In performance tests, the Altec Three Sixty exceeded its power claim of 25 watts per channel at about 1.5% total harmonic distortion, providing actually 25.9 watts on the left channel, and 26.2 watts on the right channel. Other related measurements are shown on the accompanying charts. The power bandwidth, extending from 13 cps to 30 kc, is especially good for an integrated amplifier. Harmonic distortion varied with the power the amplifier was called on to deliver, rising somewhat generally above 20 watts per channel and in the high-frequency region. The IM distortion was typical of many solid-state amplifiers, decreasing as audio power output was increased up to almost full power. The lowest distortion, in general, was measured with the amplifier driving an 8-ohm load, and at power output levels from about 10 to 20 watts per channel. This, along with the amplifier's fairly low damping factor, would suggest the Three Sixty's optimum use in driving well-damped speakers of moderate to high efficiency. Frequency response, RIAA disc equalization, and NAB tape equalization all were very good; the tape-head playback characteristic, in fact, was one of the finest yet measured. Tone control, loudness contour, and filter characteristics all conformed closely to the curves shown by the manufacturer and were quite satisfactory.

An unusual feature of the Three Sixty is its "high gain" switch for changing the amplifier's input sensitivity. The switch, when off, decreases the amplifier's gain and thus can prevent overloading from high-level sources that are supplying very strong signals. In its ON position, the switch permits the Three Sixty to operate at full gain. The OFF position of this switch, as expected, improved signal-to-noise ratio, although the S/N characteristic was very good in the ON position. There was no appreciable change in distortion from one position of the switch to the other.

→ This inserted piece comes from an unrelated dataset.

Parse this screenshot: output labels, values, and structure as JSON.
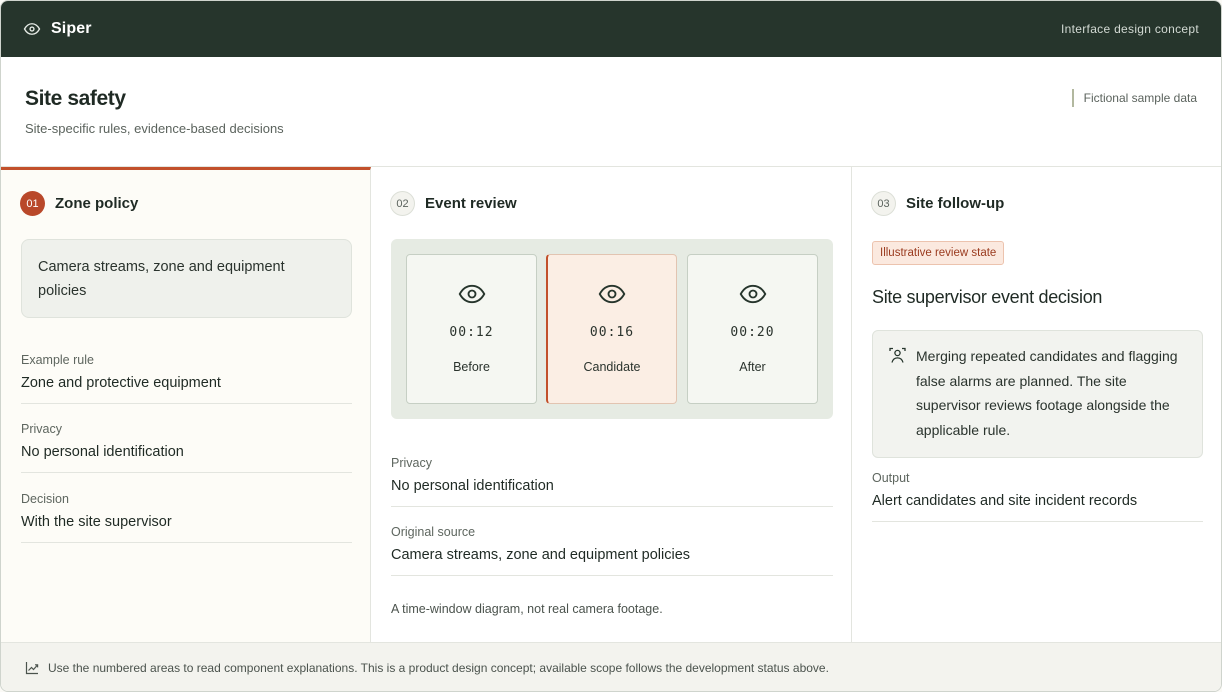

Square-wave response was, in general, good for an integrated amplifier. The 10-kc photo showed some roll-off of the extreme highs, but no ringing. The 50-cps photo showed some low-frequency boost but no excessive phase distortion. The amplifier proved to be completely stable with all loads. All told, the Three Sixty shapes up as a very worthy contender in the medium-power class of new, all-transistor integrated amplifiers.